It’s a wonderful vision that could save enterprises millions of dollars potentially, but not one that anyone is racing to implement. Digital Fuel, like similar applications, are more reporting tools that provide deeper and broader utilization intelligence under a single pane of glass. While it’s possible to use Digital Fuel to measure customer utilization and charge by the sip rather than drinking from a firehouse, James Jimenez says the market just isn’t there yet.
“It depends a lot on the maturity of the customer. The customer may have a built in mechanism to allocate IT cost and may not be mature and doesn’t integrate with anything external,” says Jimenez, director of business intelligence at Siemens IT Solutions and Services.
Siemens uses Digital Fuel internally and externally for service-level agreement compliance reporting.

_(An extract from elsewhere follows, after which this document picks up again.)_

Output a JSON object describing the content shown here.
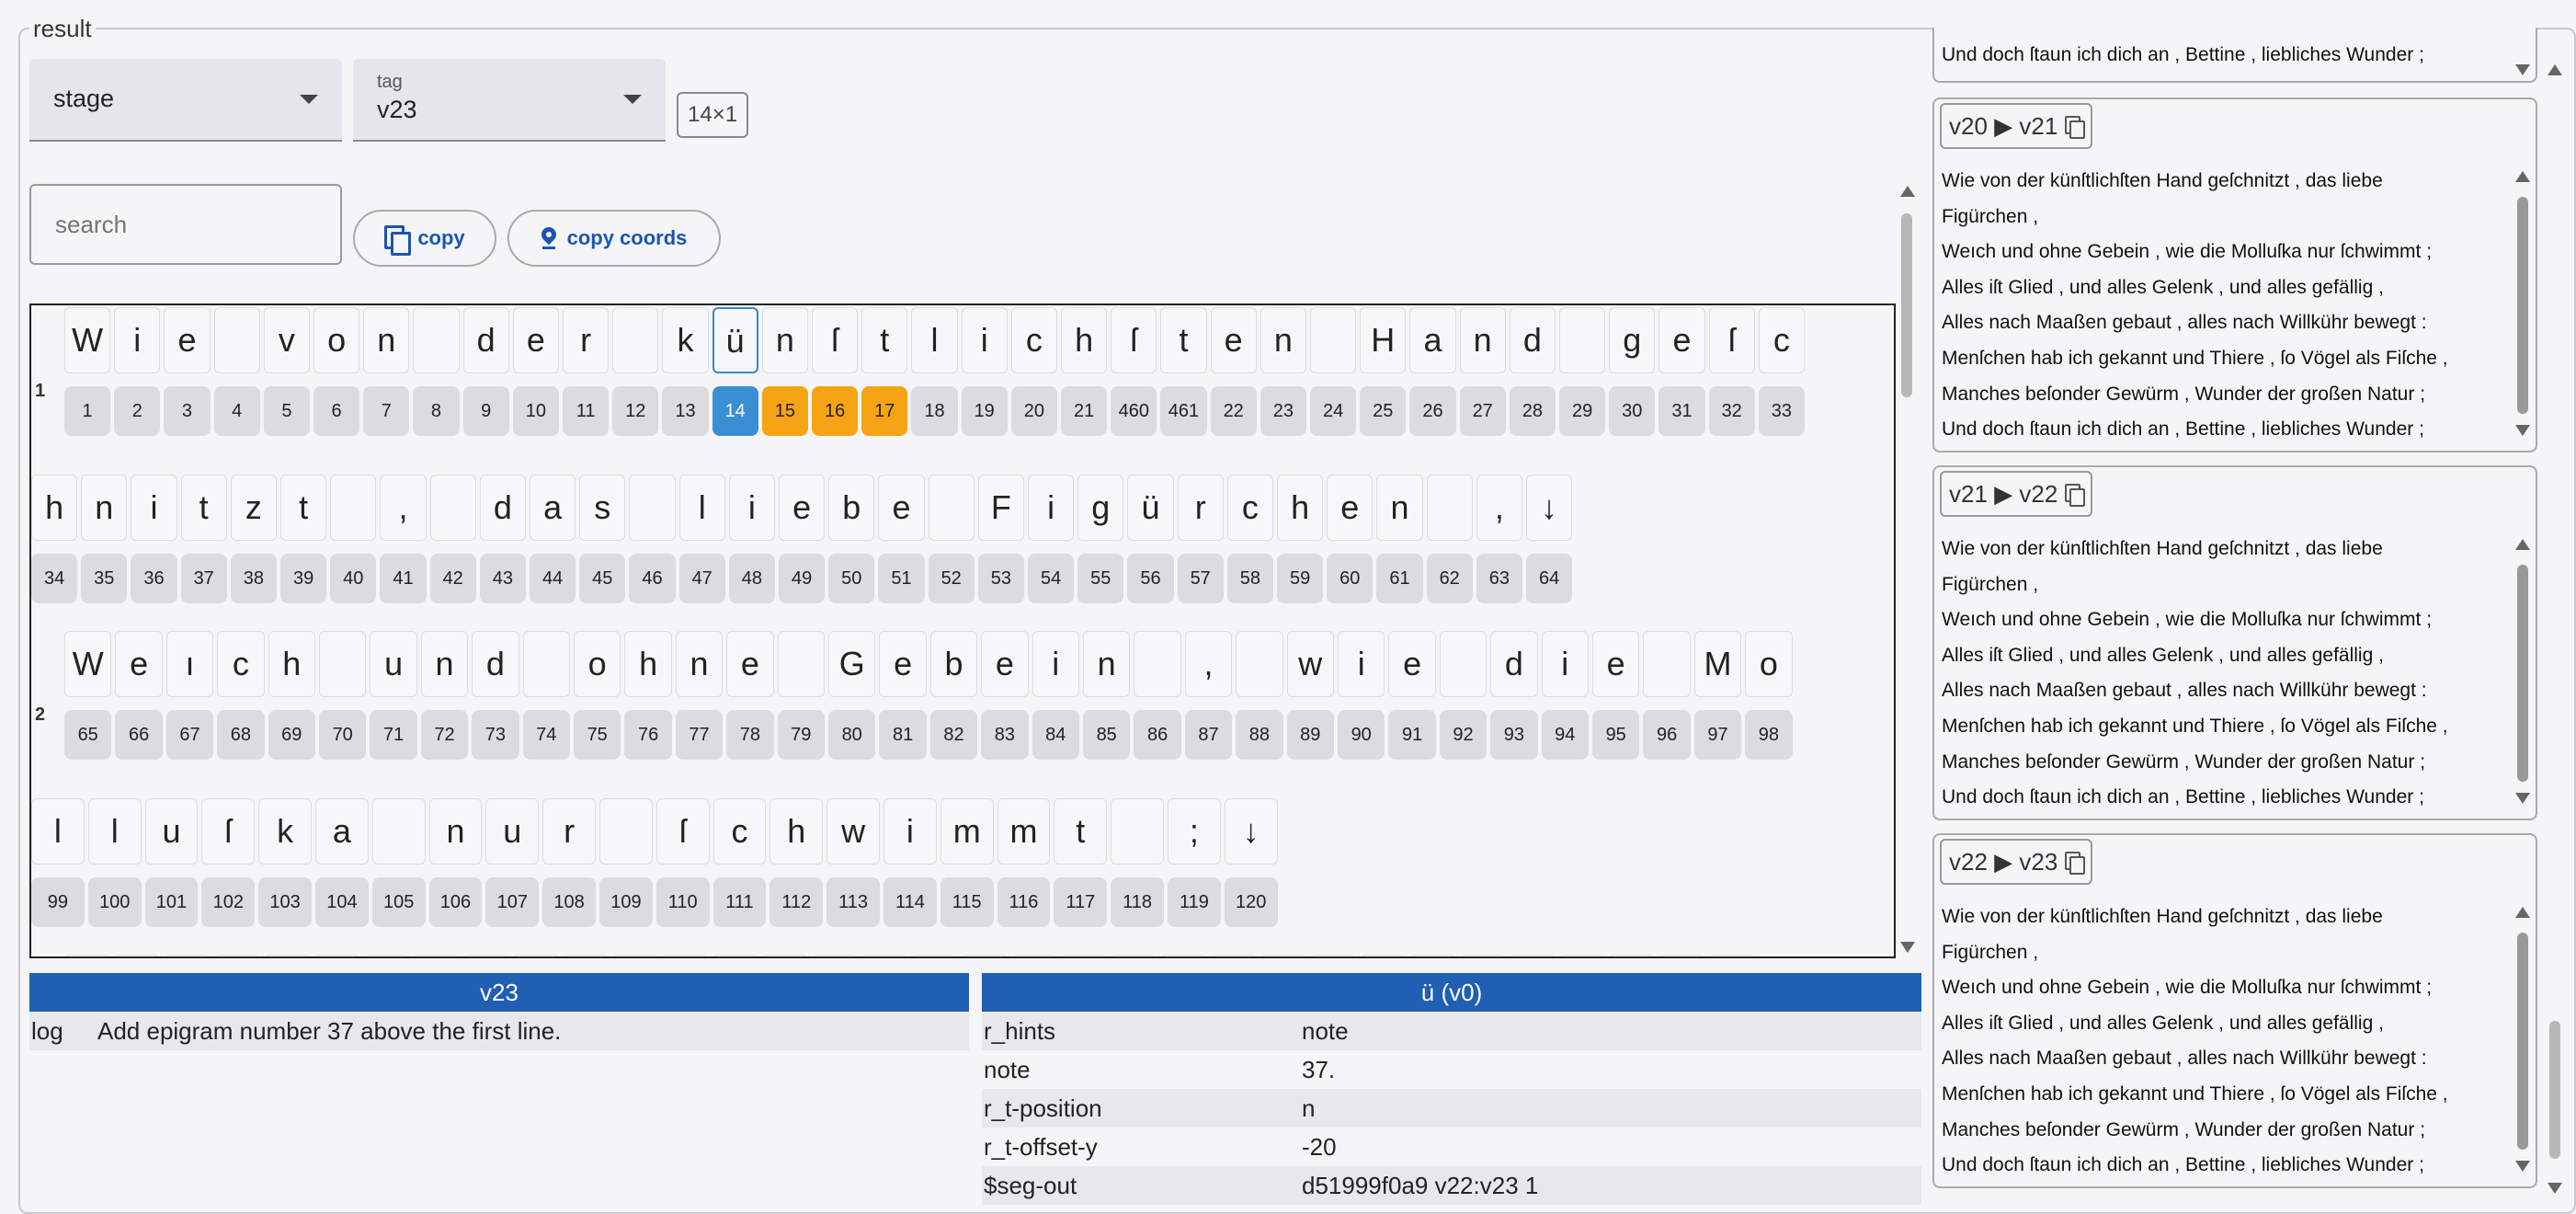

Jimenez says the tool works very well for measuring multiple, complex metrics that provide the service provider and its customers with the intelligence they need to make strategic IT decisions. Transitioning to a pay-as-you-go model, he says, is the next step.
“We haven’t deployed it in that matter, but it’s certainly been discussed,” he says.
Micropayments and pay-as-you-go service pricing has the potential to save enterprises money, but they too could be opponents to changing the pricing structure. The current subscription-based, tiered pricing gives enterprises consistent pricing by which to budget and allocate funding, says Burton Group analyst Craig Roth.
“Every company has a budget planning season, and you go through and budget what you expect is a fix service cost,” he says. “It helps them by knowing they have an exact figure to work with.”
And don’t expect the Web services companies to willingly start offering variable pricing. The value of offering Web-based services is the sale of regular, fixed subscriptions that create a recurring and predictable revenue stream. Roth said Wall Street will hammer any public company that can’t accurately forecast its revenues, as happened with Google last week when its quarterly performance fell below expectations.
Numerous technology, business thinking and market obstacles stand in the way of a broad-based pay-as-you-go service models taking hold, but Dancziger believes the day will come when businesses will force IT and service providers to adopt a more flexible approach to pricing services based purely on real-time utilization.
“The businesses units are already coming to IT and saying that if they don’t put in place processes and products that are aligned to the business, they’ll go to someone more willing to align to the business and they’ll win the business,” says Dancziger.